--- Task item ---
Within the data beneath, some lines may hold the word "icon". Give the number of those lines and nothing else.

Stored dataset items

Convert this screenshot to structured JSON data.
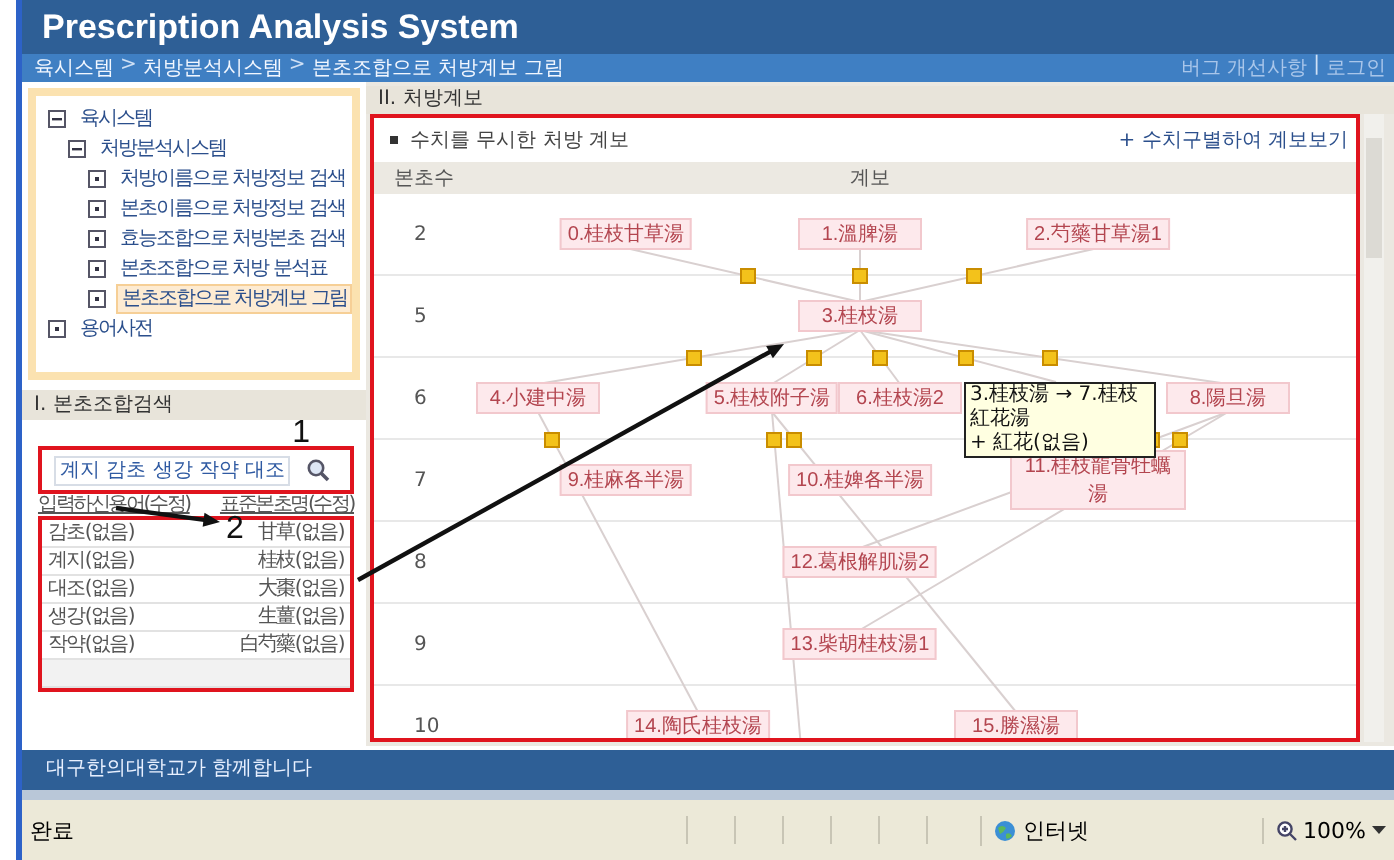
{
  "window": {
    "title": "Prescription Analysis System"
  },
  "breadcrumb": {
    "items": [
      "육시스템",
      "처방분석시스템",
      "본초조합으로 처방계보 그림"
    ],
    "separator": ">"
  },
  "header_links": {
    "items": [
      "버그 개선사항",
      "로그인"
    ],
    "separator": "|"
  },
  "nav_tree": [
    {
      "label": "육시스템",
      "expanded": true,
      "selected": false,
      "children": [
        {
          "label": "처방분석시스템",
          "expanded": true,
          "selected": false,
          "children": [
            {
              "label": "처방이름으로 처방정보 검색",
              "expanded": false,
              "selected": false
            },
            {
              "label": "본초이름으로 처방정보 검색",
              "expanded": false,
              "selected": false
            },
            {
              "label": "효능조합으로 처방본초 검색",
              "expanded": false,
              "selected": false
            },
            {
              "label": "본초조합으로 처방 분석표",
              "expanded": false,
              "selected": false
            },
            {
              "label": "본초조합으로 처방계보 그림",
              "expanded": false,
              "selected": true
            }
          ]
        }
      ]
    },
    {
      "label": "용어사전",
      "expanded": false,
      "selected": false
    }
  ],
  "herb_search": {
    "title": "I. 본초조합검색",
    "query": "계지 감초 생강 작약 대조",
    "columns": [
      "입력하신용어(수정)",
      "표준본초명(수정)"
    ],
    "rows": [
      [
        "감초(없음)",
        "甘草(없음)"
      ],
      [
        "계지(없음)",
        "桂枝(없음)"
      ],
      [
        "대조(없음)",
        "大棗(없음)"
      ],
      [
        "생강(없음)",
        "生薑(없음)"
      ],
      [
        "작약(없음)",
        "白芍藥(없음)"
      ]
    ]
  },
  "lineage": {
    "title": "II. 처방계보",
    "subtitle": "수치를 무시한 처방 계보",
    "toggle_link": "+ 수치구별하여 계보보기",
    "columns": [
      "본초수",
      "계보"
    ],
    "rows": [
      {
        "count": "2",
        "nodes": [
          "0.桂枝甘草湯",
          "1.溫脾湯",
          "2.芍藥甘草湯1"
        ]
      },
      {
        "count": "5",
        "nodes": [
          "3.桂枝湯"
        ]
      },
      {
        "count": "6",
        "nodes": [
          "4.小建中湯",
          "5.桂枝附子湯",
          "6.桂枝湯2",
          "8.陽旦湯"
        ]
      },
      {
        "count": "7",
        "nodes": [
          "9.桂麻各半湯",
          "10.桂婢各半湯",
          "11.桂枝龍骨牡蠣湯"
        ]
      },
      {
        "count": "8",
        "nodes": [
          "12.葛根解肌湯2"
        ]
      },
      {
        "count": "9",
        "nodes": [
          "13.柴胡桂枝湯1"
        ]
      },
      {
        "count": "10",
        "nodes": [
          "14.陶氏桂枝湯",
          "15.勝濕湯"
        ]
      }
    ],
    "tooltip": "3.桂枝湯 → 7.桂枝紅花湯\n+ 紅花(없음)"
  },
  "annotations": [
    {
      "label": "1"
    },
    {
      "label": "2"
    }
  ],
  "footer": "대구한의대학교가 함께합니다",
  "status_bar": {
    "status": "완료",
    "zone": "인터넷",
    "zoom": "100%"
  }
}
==
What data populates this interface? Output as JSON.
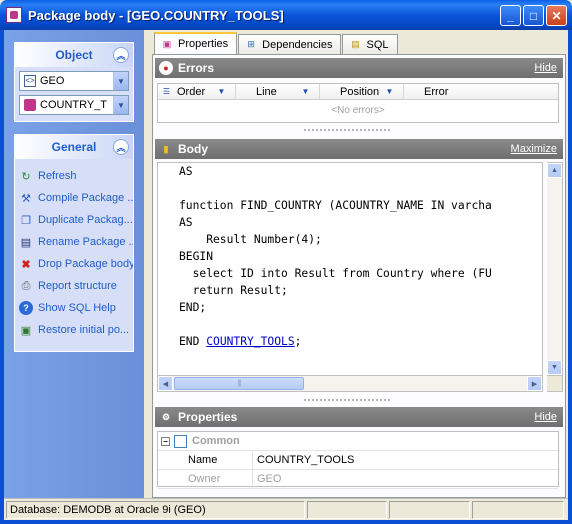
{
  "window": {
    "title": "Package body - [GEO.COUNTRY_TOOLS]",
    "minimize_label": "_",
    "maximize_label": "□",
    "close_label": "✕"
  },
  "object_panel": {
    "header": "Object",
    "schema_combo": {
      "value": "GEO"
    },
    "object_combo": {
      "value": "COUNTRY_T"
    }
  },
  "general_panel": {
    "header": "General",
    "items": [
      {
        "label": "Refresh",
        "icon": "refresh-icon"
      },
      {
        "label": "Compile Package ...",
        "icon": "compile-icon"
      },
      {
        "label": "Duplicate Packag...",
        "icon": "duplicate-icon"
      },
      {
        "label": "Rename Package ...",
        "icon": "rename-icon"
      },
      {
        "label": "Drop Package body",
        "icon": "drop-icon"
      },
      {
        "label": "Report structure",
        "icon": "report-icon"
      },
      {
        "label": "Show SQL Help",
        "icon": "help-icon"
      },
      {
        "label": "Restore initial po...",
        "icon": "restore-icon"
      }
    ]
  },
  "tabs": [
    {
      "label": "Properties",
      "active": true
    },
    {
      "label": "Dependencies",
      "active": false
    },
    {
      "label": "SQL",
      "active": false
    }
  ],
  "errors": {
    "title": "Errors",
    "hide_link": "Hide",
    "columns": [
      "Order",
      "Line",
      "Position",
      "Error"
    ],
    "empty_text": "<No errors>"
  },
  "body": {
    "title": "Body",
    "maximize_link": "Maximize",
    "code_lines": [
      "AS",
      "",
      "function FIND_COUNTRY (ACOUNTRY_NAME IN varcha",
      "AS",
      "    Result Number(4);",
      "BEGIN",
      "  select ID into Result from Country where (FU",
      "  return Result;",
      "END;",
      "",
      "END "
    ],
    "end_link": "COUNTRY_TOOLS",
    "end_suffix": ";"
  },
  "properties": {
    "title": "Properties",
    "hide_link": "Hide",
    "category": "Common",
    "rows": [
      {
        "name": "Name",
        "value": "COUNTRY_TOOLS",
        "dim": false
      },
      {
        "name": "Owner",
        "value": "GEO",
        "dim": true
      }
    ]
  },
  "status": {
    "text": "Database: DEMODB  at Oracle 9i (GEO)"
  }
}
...
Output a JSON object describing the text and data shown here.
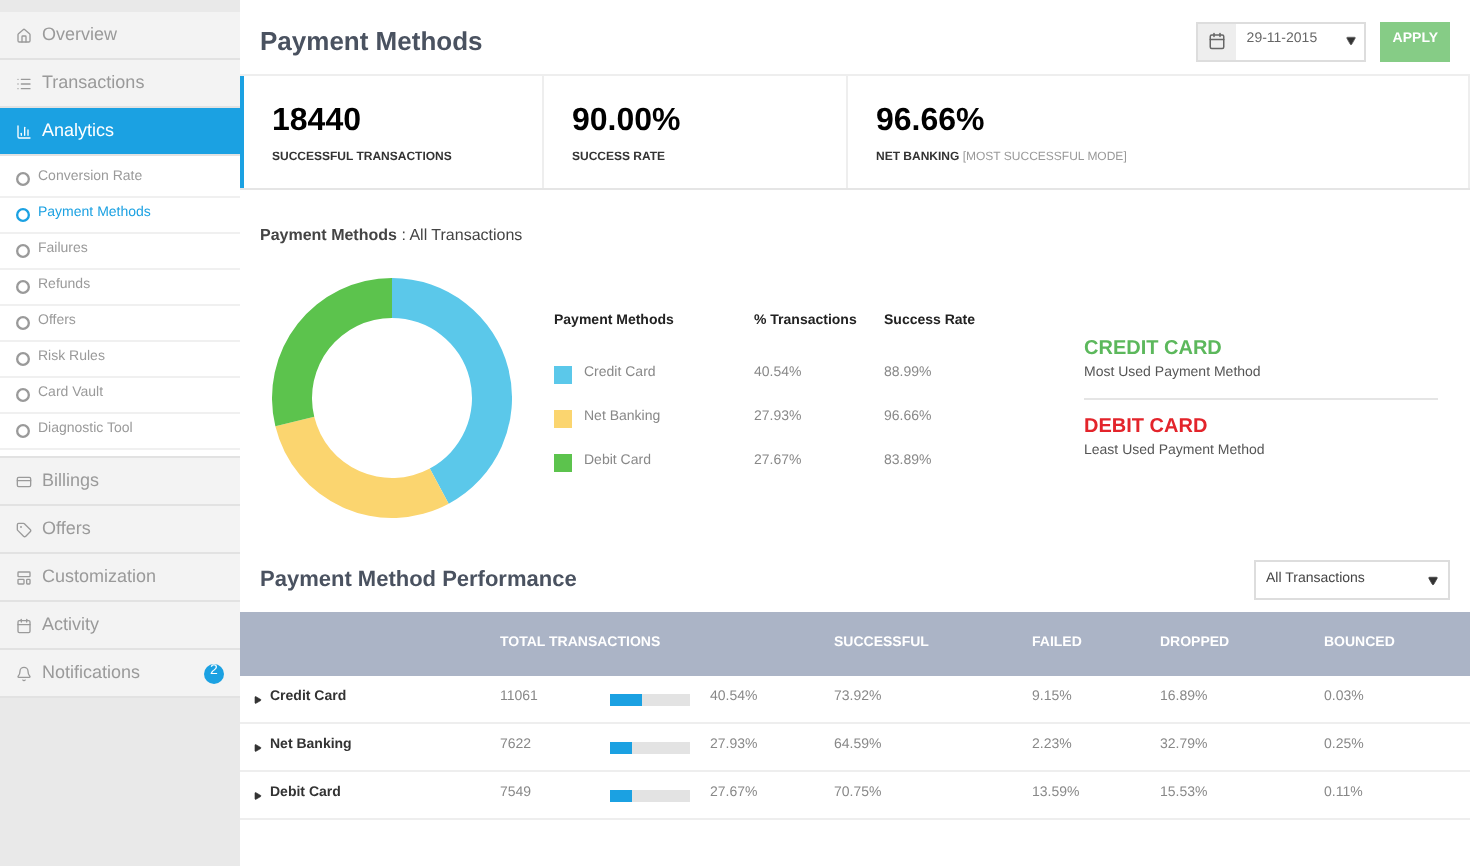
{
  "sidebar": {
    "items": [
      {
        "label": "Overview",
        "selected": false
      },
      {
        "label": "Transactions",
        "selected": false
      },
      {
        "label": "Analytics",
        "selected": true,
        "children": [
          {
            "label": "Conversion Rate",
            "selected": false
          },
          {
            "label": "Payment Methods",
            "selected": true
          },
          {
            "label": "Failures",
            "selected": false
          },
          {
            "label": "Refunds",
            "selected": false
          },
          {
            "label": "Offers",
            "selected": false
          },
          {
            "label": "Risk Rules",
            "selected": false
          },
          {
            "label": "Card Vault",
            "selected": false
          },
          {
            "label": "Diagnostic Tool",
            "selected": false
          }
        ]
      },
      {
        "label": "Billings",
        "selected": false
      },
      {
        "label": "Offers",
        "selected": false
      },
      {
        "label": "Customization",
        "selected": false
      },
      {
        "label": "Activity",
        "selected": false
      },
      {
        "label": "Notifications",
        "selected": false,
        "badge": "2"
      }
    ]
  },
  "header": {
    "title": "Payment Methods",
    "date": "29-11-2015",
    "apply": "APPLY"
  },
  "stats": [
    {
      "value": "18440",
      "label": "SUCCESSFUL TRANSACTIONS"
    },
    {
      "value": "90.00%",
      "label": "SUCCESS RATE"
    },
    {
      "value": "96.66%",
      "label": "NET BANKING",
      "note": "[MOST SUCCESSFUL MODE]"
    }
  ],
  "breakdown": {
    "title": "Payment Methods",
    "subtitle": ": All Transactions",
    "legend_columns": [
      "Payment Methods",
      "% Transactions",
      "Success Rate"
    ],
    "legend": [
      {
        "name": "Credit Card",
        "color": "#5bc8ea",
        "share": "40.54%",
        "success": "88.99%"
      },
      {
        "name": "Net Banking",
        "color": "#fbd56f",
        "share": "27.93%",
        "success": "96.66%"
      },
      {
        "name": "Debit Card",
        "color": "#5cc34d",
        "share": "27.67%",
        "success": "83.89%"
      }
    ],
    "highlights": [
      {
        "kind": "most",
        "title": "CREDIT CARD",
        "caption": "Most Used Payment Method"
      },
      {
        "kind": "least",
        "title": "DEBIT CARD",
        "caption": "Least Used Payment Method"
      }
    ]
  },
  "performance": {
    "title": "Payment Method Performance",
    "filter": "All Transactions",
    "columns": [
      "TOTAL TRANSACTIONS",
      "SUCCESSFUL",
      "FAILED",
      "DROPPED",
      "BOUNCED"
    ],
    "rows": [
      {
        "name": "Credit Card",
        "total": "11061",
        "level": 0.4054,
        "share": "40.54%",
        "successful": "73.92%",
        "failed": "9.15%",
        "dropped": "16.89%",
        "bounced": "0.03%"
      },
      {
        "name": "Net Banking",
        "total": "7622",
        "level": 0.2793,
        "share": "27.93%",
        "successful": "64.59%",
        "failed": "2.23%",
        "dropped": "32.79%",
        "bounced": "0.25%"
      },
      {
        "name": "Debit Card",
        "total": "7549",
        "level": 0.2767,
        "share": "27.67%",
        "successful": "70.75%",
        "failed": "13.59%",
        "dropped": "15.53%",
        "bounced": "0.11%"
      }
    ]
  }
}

--- Task output ---
8